• TASK REQUIREMENTS
What is needed here is a faithful repeat of every entry, with no character changed.

• DATA PROVIDED
+-------+

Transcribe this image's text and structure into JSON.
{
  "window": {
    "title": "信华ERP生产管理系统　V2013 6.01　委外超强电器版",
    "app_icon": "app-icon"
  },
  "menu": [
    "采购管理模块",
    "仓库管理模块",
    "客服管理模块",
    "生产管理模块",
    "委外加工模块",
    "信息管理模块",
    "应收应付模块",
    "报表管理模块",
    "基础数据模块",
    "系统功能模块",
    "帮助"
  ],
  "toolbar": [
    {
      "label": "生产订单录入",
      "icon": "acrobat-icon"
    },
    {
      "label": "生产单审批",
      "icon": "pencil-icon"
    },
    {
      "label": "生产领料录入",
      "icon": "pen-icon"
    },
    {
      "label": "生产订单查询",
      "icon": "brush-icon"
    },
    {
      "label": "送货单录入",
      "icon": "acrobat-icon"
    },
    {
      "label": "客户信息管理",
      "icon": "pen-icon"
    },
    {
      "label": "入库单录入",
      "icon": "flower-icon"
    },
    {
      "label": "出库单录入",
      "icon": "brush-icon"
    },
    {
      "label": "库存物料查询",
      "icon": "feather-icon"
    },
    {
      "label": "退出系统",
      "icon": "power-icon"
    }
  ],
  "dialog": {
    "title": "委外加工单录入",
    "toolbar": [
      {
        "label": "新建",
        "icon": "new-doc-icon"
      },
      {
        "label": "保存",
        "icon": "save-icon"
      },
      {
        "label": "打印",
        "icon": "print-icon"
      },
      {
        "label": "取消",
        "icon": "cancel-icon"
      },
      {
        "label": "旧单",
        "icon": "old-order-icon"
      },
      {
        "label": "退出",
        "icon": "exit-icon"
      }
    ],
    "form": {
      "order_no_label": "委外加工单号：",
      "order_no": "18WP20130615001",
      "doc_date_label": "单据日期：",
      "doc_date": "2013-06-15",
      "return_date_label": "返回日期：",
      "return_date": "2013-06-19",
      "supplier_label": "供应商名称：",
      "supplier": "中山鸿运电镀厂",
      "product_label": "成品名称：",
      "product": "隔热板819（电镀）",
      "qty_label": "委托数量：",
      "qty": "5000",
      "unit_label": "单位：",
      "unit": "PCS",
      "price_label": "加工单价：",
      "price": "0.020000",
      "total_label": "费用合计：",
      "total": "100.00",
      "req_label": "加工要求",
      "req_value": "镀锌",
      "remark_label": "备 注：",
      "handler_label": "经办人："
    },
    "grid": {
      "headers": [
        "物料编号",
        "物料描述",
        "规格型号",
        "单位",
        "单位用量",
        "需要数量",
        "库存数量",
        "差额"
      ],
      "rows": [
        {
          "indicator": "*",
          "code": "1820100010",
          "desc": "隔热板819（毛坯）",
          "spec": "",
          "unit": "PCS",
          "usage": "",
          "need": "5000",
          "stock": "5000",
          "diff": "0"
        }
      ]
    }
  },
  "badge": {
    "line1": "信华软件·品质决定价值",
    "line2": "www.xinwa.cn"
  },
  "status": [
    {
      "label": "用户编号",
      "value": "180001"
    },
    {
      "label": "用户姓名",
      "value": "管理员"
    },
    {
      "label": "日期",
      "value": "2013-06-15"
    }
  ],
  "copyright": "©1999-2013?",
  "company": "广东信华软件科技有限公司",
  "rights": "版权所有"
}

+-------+

• EXERCISE RESULT
Transcribe this image's text and structure into JSON.
{
  "window": {
    "title": "信华ERP生产管理系统　V2013 6.01　委外超强电器版",
    "app_icon": "app-icon"
  },
  "menu": [
    "采购管理模块",
    "仓库管理模块",
    "客服管理模块",
    "生产管理模块",
    "委外加工模块",
    "信息管理模块",
    "应收应付模块",
    "报表管理模块",
    "基础数据模块",
    "系统功能模块",
    "帮助"
  ],
  "toolbar": [
    {
      "label": "生产订单录入",
      "icon": "acrobat-icon"
    },
    {
      "label": "生产单审批",
      "icon": "pencil-icon"
    },
    {
      "label": "生产领料录入",
      "icon": "pen-icon"
    },
    {
      "label": "生产订单查询",
      "icon": "brush-icon"
    },
    {
      "label": "送货单录入",
      "icon": "acrobat-icon"
    },
    {
      "label": "客户信息管理",
      "icon": "pen-icon"
    },
    {
      "label": "入库单录入",
      "icon": "flower-icon"
    },
    {
      "label": "出库单录入",
      "icon": "brush-icon"
    },
    {
      "label": "库存物料查询",
      "icon": "feather-icon"
    },
    {
      "label": "退出系统",
      "icon": "power-icon"
    }
  ],
  "dialog": {
    "title": "委外加工单录入",
    "toolbar": [
      {
        "label": "新建",
        "icon": "new-doc-icon"
      },
      {
        "label": "保存",
        "icon": "save-icon"
      },
      {
        "label": "打印",
        "icon": "print-icon"
      },
      {
        "label": "取消",
        "icon": "cancel-icon"
      },
      {
        "label": "旧单",
        "icon": "old-order-icon"
      },
      {
        "label": "退出",
        "icon": "exit-icon"
      }
    ],
    "form": {
      "order_no_label": "委外加工单号：",
      "order_no": "18WP20130615001",
      "doc_date_label": "单据日期：",
      "doc_date": "2013-06-15",
      "return_date_label": "返回日期：",
      "return_date": "2013-06-19",
      "supplier_label": "供应商名称：",
      "supplier": "中山鸿运电镀厂",
      "product_label": "成品名称：",
      "product": "隔热板819（电镀）",
      "qty_label": "委托数量：",
      "qty": "5000",
      "unit_label": "单位：",
      "unit": "PCS",
      "price_label": "加工单价：",
      "price": "0.020000",
      "total_label": "费用合计：",
      "total": "100.00",
      "req_label": "加工要求",
      "req_value": "镀锌",
      "remark_label": "备 注：",
      "handler_label": "经办人："
    },
    "grid": {
      "headers": [
        "物料编号",
        "物料描述",
        "规格型号",
        "单位",
        "单位用量",
        "需要数量",
        "库存数量",
        "差额"
      ],
      "rows": [
        {
          "indicator": "*",
          "code": "1820100010",
          "desc": "隔热板819（毛坯）",
          "spec": "",
          "unit": "PCS",
          "usage": "",
          "need": "5000",
          "stock": "5000",
          "diff": "0"
        }
      ]
    }
  },
  "badge": {
    "line1": "信华软件·品质决定价值",
    "line2": "www.xinwa.cn"
  },
  "status": [
    {
      "label": "用户编号",
      "value": "180001"
    },
    {
      "label": "用户姓名",
      "value": "管理员"
    },
    {
      "label": "日期",
      "value": "2013-06-15"
    }
  ],
  "copyright": "©1999-2013?",
  "company": "广东信华软件科技有限公司",
  "rights": "版权所有"
}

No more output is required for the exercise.